Entries from a dataset of interfaces:
--- --- ---

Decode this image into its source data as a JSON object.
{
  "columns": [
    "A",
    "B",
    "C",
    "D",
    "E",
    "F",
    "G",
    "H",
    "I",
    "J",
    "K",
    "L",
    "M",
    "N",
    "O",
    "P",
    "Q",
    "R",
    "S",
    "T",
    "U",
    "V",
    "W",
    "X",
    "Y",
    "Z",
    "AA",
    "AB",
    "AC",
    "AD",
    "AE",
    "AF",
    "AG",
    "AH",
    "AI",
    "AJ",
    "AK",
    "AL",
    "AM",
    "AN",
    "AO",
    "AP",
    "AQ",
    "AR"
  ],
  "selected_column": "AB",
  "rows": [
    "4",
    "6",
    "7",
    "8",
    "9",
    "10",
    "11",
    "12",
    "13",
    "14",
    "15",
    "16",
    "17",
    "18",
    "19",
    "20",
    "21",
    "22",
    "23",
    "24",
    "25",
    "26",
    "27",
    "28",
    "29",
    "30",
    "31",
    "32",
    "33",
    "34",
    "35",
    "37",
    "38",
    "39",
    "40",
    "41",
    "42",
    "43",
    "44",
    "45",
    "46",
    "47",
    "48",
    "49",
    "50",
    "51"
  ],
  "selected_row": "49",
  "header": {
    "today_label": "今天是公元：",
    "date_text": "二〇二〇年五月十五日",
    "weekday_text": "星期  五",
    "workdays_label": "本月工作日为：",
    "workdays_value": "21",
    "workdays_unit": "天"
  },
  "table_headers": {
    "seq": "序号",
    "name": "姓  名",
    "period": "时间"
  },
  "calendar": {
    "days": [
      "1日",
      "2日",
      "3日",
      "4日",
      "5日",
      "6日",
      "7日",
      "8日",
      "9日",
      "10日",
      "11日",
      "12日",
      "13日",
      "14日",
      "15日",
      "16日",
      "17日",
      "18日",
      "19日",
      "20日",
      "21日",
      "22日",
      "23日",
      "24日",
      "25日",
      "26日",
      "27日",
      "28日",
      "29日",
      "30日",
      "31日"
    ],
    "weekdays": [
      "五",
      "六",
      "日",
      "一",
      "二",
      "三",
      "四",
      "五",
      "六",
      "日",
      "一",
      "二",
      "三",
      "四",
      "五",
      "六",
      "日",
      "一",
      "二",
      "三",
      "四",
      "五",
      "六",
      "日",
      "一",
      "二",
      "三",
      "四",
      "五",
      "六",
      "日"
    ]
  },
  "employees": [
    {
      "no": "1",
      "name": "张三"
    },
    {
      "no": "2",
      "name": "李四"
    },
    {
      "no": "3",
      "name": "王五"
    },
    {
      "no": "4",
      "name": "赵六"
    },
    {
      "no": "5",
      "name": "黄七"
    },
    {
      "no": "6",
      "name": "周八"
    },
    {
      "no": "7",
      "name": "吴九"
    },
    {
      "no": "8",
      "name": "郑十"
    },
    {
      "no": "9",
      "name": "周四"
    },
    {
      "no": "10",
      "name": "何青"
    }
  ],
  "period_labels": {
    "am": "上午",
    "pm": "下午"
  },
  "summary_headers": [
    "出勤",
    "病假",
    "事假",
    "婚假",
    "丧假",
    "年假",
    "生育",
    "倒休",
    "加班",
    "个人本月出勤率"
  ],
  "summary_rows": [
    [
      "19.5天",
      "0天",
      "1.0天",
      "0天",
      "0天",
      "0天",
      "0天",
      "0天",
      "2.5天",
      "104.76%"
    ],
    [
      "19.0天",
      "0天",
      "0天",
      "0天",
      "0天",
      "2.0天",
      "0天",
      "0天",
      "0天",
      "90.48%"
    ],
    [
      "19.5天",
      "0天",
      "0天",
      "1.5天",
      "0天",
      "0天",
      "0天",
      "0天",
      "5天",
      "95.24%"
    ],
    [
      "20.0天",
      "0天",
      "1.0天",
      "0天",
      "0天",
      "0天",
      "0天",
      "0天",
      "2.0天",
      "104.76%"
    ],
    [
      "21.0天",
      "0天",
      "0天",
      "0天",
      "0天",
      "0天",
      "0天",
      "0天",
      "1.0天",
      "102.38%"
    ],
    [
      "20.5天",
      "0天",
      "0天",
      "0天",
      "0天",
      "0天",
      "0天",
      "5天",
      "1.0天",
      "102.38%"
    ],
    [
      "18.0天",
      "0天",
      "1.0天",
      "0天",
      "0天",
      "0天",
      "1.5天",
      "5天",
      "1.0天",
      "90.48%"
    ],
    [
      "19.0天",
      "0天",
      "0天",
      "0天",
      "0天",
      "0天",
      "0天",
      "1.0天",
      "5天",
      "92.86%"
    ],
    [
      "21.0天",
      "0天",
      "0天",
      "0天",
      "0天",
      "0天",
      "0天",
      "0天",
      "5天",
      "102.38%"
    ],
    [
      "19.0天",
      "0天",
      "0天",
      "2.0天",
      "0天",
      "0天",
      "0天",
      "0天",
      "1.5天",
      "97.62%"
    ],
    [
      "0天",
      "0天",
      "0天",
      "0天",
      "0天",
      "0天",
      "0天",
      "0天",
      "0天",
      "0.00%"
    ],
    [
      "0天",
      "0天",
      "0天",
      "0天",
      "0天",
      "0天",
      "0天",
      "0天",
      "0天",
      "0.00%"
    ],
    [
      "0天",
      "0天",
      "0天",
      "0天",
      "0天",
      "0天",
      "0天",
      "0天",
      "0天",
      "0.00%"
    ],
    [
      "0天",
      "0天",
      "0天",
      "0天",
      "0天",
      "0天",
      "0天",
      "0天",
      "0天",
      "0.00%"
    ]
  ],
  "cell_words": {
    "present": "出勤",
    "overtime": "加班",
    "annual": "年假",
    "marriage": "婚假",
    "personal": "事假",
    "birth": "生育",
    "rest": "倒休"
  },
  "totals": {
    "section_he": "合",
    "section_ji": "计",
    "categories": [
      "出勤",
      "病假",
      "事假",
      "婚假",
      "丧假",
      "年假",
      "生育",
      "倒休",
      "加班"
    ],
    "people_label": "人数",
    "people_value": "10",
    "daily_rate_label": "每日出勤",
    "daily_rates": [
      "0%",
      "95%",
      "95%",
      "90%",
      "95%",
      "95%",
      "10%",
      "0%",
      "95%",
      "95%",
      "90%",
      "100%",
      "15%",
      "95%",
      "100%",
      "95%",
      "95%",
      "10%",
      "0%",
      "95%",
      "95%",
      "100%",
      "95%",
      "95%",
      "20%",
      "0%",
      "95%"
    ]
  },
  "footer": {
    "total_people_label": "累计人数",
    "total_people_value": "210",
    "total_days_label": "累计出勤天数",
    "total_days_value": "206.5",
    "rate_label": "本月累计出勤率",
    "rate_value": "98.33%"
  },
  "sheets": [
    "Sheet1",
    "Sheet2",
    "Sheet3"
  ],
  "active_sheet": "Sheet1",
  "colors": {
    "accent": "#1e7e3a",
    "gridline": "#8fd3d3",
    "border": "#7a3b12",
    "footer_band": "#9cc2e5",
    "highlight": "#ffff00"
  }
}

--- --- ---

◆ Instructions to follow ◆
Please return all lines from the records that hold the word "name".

◆ Answer space ◆
    "name": "姓  名",
      "name": "张三"
      "name": "李四"
      "name": "王五"
      "name": "赵六"
      "name": "黄七"
      "name": "周八"
      "name": "吴九"
      "name": "郑十"
      "name": "周四"
      "name": "何青"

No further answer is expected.